---------- EXERCISE INPUT
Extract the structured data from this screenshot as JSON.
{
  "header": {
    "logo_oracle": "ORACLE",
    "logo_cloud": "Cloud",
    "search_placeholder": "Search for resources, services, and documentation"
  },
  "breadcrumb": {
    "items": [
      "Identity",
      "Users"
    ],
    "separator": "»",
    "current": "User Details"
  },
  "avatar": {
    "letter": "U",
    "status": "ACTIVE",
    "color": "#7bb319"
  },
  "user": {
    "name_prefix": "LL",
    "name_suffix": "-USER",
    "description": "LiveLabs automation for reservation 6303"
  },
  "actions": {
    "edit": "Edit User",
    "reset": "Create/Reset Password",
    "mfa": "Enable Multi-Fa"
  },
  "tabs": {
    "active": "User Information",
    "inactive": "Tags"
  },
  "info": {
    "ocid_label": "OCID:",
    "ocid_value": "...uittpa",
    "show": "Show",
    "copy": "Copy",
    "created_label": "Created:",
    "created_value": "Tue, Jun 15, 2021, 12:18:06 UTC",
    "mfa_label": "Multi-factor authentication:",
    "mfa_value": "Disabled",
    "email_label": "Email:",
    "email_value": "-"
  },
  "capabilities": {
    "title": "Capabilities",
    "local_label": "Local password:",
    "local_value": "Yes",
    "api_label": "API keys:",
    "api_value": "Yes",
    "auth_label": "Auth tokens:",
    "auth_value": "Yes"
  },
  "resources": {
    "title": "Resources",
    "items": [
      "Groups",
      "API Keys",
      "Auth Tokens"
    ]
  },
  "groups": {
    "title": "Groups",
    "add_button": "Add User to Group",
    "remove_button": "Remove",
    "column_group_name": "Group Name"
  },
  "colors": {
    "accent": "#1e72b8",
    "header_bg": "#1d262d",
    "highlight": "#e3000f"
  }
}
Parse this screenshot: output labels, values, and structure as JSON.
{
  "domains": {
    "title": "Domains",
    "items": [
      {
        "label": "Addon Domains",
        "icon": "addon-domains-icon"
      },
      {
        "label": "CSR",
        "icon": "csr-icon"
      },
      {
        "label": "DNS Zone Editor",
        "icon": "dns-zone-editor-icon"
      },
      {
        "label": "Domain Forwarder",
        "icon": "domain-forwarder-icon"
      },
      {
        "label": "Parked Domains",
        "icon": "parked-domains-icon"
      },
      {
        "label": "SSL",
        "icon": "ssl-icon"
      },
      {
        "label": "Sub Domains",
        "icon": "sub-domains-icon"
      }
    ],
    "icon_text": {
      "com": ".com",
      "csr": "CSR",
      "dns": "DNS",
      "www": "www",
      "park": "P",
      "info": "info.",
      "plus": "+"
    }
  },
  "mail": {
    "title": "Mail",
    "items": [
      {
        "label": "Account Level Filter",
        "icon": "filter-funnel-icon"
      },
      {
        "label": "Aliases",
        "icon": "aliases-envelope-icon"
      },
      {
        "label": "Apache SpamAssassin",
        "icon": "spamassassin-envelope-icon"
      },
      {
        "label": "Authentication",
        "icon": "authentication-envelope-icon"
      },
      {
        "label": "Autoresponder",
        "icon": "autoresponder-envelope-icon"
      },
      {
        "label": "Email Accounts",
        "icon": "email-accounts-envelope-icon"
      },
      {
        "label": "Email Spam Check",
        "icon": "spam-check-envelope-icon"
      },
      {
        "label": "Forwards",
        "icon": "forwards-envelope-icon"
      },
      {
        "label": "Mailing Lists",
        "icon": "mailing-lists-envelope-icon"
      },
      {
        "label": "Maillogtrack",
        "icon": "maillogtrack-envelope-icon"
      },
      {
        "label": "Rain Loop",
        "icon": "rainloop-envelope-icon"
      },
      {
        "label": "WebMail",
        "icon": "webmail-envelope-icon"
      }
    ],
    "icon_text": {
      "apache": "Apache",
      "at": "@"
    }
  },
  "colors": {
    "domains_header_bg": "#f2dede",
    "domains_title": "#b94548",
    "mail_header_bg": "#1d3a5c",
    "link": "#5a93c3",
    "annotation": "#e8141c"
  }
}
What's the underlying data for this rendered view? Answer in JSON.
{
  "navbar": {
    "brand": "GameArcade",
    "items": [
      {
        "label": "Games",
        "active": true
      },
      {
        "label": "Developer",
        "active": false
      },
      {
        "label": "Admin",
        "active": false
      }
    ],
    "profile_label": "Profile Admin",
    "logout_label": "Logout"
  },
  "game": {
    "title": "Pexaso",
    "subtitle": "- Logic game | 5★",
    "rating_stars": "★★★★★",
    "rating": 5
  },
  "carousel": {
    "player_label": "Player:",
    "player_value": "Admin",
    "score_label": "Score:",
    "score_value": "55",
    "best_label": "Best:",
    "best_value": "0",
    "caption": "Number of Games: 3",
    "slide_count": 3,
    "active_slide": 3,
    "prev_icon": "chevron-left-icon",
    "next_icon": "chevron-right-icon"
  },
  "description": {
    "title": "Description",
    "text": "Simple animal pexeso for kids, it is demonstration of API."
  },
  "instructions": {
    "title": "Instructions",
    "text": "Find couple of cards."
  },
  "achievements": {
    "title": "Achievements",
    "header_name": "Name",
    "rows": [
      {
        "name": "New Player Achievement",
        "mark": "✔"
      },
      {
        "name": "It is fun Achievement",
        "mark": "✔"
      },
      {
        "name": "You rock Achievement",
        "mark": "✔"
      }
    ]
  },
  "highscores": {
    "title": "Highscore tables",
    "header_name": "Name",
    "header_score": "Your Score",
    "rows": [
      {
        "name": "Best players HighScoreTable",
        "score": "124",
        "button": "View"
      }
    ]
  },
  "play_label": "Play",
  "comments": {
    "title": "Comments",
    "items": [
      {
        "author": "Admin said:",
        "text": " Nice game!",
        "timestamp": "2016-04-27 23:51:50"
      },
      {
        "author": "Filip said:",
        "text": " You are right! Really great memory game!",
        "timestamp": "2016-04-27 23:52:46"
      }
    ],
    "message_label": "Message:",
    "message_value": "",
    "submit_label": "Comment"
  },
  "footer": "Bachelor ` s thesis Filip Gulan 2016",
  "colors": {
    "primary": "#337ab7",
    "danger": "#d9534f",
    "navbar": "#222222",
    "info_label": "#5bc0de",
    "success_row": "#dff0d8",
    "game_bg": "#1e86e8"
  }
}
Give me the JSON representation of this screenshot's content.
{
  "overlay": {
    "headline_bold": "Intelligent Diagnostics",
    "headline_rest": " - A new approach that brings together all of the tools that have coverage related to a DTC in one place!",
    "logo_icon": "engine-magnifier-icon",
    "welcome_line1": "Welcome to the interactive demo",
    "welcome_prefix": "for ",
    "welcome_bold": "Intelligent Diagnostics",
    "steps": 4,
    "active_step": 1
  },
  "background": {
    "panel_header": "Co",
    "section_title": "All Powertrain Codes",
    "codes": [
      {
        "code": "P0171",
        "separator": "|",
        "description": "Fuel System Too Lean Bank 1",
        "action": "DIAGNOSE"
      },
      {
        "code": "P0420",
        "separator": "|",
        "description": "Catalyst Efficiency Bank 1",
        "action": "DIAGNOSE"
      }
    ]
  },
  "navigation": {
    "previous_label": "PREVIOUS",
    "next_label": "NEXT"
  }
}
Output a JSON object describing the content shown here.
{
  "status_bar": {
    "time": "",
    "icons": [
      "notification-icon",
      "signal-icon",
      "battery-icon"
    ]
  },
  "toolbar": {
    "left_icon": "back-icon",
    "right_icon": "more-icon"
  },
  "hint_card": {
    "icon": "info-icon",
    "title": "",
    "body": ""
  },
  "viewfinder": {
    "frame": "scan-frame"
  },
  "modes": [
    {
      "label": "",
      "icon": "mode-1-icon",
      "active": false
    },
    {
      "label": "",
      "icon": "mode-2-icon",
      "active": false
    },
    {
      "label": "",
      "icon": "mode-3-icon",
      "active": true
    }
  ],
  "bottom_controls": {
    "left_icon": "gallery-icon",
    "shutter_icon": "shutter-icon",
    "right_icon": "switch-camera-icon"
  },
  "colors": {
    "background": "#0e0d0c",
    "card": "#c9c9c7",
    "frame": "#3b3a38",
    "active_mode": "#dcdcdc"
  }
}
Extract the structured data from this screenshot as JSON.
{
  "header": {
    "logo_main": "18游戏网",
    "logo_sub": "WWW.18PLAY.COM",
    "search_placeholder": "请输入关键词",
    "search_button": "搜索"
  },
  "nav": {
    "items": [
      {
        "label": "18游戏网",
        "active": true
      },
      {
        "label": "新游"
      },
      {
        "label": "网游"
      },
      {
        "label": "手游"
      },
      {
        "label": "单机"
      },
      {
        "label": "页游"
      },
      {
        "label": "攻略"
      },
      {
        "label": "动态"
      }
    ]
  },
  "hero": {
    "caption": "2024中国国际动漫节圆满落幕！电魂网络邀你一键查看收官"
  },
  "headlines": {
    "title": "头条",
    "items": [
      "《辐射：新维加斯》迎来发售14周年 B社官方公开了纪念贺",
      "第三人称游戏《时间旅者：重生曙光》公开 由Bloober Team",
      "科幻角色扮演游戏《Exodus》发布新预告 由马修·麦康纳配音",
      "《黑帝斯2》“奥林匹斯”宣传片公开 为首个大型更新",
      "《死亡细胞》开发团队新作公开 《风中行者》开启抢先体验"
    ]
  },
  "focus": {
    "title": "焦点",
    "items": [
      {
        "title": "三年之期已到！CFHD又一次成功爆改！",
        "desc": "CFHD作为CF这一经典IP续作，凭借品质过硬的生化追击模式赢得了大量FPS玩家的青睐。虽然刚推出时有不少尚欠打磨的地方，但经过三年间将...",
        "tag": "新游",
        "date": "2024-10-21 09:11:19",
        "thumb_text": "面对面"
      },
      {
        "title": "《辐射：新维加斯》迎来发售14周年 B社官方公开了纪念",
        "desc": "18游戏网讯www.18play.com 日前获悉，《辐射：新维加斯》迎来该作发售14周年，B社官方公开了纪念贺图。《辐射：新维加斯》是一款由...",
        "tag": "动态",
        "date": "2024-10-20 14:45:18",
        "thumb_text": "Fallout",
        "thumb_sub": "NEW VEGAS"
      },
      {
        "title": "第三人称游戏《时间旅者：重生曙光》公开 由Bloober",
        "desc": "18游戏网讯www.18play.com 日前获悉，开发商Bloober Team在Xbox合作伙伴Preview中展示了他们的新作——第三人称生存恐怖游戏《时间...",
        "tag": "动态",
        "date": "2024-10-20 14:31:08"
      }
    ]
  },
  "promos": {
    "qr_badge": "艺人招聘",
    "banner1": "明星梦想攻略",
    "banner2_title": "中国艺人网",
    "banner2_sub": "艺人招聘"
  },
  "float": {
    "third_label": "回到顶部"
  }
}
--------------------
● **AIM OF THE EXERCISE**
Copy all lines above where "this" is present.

● **EXERCISE ANSWER**
Extract the structured data from this screenshot as JSON.
Parse this screenshot: output labels, values, and structure as JSON.
What's the underlying data for this rendered view? Answer in JSON.
Give me the JSON representation of this screenshot's content.
Extract the structured data from this screenshot as JSON.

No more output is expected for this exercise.